How Can I Prevent and Recover from Burnout?
Last week I discussed what burnout is and how to recover from it in Burnout Part 1. If you think you are burned-out or are on the road to becoming burned-out, you may be wondering what you can do to stop it. Helpguide suggests using the “Three R Approach,” which is:
- Recognize: watch for the warning signs of burnout.
- Reverse: undo the damage by managing your stress and seeking support.
- Resilience: build your resilience to stress by taking care of your physical and emotional health.
Well, we now already know the warning signs of burnout, so how exactly do we reverse or prevent burnout?
Start with your health
You should first focus on your physical well-being. By improving your physical health, you will be able to tackle the harder issues, such as mental exhaustion, with plenty of energy and focus. If you place your job above your own health, you should consider reevaluating your priorities; no job is worth sacrificing your mental or physical health. Here are some tips for getting healthy!
- Get enough sleep: you should get at least six hours of sleep every night to “replenish your resources” says Dr. Ballard. Not getting enough sleep can lead to overall fatigue, decreased motivation, increased sensitivity to stressful events, and impaired mental function.
- Eat healthy: everyone knows bad foods lead to higher levels of stress and decreased energy. Cut out the greasy or sugary snack foods and start learning how to increase your energy through healthy eating!
- Exercise: yes, I know, you’re so busy you can’t even think about exercising. But guess what? A recent study conducted at the University of Alabama proves that you only need to workout twice a week for forty minutes to get the same exercise benefits (feeling more energized and physically capable) as a person who works out everyday. So if you can squeeze in just a little bit of time twice a week, you’ll be golden.
- Break your unhealthy habits: if you have developed unhealthy coping strategies (such as drinking or self-medicating), consider getting outside help to break the cycle and get your body back on the right track. Try replacing these bad habits with positive ones such as regular family/friend nights, joining a club, taking up a hobby, or meditating.

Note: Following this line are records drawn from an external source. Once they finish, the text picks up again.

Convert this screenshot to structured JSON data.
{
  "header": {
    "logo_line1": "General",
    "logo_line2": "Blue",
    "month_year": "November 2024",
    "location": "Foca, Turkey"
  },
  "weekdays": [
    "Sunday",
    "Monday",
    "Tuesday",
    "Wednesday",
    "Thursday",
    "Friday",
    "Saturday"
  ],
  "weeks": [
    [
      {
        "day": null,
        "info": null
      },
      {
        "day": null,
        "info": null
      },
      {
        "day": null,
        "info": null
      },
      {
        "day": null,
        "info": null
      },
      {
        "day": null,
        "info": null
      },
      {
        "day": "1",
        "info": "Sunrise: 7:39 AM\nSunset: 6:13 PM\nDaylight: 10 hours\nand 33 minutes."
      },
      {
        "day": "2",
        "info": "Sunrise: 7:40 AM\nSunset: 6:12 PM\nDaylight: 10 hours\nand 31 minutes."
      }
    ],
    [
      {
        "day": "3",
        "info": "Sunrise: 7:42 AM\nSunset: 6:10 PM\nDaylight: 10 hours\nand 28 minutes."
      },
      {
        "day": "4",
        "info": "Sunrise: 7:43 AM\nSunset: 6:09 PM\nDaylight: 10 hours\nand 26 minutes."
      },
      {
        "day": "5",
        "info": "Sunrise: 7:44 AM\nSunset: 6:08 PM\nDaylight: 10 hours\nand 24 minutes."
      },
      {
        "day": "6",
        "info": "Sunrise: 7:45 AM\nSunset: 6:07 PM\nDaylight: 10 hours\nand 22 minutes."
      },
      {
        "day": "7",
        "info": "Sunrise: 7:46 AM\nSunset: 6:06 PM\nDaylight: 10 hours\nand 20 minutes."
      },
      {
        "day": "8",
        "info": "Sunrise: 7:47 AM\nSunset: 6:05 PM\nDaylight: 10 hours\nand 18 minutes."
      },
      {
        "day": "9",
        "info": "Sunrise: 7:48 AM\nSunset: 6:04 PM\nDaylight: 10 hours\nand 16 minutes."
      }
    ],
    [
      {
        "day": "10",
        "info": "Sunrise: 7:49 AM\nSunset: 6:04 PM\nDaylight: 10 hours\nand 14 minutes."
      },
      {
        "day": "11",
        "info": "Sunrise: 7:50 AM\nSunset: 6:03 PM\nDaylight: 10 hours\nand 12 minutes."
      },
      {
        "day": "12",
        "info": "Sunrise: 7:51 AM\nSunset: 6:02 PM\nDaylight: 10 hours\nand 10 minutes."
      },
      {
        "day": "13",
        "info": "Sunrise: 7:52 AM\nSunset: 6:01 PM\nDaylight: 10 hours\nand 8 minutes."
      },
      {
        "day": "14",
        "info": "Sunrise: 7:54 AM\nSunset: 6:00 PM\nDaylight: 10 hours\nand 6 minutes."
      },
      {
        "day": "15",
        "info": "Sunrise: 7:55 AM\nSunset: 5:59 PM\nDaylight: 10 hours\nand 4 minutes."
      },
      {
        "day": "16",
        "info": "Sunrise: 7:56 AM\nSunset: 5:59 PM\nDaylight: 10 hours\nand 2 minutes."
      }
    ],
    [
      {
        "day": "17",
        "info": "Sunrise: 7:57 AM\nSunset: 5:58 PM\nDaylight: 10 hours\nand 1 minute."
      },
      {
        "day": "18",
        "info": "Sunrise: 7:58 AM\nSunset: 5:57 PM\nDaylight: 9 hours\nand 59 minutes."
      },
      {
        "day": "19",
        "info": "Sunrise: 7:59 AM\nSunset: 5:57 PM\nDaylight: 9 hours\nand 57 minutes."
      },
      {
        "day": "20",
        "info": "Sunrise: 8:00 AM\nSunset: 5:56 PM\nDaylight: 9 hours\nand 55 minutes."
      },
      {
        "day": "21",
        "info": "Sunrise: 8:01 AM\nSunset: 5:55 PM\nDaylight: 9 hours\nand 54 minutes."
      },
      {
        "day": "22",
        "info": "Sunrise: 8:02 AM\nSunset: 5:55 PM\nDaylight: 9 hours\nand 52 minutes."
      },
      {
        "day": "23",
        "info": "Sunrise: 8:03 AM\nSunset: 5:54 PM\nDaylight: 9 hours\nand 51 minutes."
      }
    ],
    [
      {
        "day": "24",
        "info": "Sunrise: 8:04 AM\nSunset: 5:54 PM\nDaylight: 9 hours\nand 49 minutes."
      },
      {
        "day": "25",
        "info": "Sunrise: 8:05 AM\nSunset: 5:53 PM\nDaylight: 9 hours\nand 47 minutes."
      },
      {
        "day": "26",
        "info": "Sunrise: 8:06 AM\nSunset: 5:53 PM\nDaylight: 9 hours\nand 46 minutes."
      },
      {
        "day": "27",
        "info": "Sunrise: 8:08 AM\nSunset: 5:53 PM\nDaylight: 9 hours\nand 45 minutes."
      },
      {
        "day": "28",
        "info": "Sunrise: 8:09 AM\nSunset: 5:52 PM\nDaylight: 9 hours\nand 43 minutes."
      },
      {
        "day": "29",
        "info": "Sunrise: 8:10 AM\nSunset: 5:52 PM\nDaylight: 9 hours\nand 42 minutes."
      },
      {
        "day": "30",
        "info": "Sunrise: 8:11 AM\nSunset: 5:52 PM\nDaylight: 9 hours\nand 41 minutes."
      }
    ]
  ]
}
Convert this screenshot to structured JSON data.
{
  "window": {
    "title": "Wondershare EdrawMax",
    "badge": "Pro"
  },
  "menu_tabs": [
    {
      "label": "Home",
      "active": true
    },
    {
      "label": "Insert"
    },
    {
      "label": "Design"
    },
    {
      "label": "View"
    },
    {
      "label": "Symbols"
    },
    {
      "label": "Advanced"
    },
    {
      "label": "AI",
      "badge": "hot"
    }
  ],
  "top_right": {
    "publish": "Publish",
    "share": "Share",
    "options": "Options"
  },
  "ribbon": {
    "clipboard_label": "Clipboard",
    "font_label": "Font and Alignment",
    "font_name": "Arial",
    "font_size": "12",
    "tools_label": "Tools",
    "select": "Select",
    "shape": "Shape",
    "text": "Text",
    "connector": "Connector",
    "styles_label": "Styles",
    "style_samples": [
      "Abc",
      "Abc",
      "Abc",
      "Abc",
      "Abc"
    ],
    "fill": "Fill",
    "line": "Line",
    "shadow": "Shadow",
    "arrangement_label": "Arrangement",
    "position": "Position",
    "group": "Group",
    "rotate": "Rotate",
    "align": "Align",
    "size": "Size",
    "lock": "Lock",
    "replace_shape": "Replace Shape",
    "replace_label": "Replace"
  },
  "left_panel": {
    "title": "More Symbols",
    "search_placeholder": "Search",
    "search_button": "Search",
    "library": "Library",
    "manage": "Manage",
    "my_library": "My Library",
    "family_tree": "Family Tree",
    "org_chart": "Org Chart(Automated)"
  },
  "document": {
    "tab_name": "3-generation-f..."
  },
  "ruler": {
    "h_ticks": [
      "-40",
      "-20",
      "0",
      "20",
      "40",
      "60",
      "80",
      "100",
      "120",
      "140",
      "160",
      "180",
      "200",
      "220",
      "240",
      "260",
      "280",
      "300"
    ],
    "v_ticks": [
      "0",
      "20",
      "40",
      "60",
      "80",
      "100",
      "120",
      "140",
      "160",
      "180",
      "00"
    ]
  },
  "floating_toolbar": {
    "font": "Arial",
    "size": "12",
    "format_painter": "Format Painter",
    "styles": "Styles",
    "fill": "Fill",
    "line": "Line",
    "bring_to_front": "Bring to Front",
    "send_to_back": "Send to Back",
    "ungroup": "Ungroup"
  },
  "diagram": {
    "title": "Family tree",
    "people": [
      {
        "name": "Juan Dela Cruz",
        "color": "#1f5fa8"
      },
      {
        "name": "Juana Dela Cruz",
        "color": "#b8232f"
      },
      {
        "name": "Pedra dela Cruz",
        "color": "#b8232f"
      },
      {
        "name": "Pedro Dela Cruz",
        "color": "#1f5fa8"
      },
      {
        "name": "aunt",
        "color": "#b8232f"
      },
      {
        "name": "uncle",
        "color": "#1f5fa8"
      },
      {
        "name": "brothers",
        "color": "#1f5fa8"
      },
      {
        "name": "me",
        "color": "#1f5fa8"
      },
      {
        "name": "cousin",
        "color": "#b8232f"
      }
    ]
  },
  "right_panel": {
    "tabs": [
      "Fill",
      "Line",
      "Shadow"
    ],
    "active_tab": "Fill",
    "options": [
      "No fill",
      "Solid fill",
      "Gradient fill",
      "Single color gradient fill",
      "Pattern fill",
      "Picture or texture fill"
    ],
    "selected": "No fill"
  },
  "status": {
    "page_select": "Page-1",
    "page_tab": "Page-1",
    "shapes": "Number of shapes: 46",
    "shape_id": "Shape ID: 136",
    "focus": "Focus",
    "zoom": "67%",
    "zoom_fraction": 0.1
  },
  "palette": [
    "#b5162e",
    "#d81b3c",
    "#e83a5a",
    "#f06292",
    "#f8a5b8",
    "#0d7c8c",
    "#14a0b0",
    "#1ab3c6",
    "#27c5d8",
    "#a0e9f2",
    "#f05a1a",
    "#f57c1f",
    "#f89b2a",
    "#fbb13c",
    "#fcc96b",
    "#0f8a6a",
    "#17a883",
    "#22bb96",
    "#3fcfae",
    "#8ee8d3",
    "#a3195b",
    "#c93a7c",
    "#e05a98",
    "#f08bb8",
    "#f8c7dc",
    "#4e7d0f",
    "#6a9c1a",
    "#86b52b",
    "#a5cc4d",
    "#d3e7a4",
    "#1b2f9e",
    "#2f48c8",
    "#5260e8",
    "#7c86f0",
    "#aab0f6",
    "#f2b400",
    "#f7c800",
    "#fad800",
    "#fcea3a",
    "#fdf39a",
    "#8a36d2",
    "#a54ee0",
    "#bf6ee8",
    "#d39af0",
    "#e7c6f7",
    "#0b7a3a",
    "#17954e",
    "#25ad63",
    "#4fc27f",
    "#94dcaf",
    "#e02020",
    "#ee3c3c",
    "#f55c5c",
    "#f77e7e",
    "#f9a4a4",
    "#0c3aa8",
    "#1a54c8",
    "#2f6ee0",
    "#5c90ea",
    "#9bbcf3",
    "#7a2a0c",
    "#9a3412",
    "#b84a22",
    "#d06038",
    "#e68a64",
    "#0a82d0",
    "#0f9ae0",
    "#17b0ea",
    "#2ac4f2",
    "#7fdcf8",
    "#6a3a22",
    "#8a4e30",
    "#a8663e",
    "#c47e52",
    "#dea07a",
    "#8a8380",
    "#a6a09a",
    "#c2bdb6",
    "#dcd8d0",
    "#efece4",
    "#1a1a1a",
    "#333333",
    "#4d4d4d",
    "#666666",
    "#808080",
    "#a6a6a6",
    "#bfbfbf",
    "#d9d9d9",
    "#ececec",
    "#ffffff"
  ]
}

By getting healthy, you will become resilient against sickness and stress, setting yourself up for positive change in the future.
Focus on your mental wellfare
After getting physically well, it’s time to focus on the internal stress. Creating a safe and healthy mental environment will allow you to rediscover your passion and enthusiasm.
- Relax: set time for your favorite relaxing activity, such as meditating, reading, listening to music, walking, or whatever gets you in a place of mental recuperation. I recommend spending at least an hour at a place and time when you will not be pressured or distracted (for me, it’s early in the morning!). Make a promise to yourself to follow through with relaxation, and don’t skip it because you’re “too busy.” Your mental well-being is every bit as important as your physical health; take it seriously.
- Unplug: take a daily break from technology. During your relaxation time, completely disconnect from email and other social media. Take a break from all the reminders and demands—they will wait for you to come back. You need to give yourself time to completely focus on you; a ringing cell-phone does not exactly allow you to shake off work and relax.
- Cultivate your creativity: find something completely different from work that you’re passionate about. Hobbies, fitness, and volunteering are great ways to become engaged and challenged outside of your work-life.
- Get support: many people with burnout tend to isolate themselves, but turning to your friends and loved ones for support can give you the strength and encouragement to overcome mental collapse.
Following these simple tips will allow you to mentally bounce back from burnout and recover from apathy and exhaustion.
Evaluate and Reevaluate
It’s important to realize when enough is enough. Sometimes certain things are just not working out for you and you need to reevaluate what your priorities are. It does not reflect poorly on you if you decide to take a break, or even quit! You job may just not be for you, or is not working out for where you are in your life right now.
If you’re having a difficult time figuring out where the underlying problems are coming from, or you don’t know how to recover from burnout on your own, consider getting professional help. A good therapist will work with you to connect the problem areas of your life and help you discover what makes you happy. There is no shame in seeking help- in fact, one of the most courageous things you can ever do for yourself is recognize that you need assistance. So many people feel that they would be failures it they had to go to therapy, and that they “should be able to handle it themselves.” As someone who has been to therapy and received tremendous support and confidence from my experience, I recommend that everyone go to therapy at some point in their life. Therapy is not about you not being able to “handle” your own problems, it’s about working with someone to make connections in your life that you might never have realized otherwise; it’s about understanding you from a whole new perspective.
Burnout is serious. It’s often hard to recognize, but it can lead to grave consequences for your health, sanity, and relationships. If you are experiencing burnout, reevaluate your situation and figure out how to get back to being happy.
Be sure to check out last week’s post, Burnout Part 1!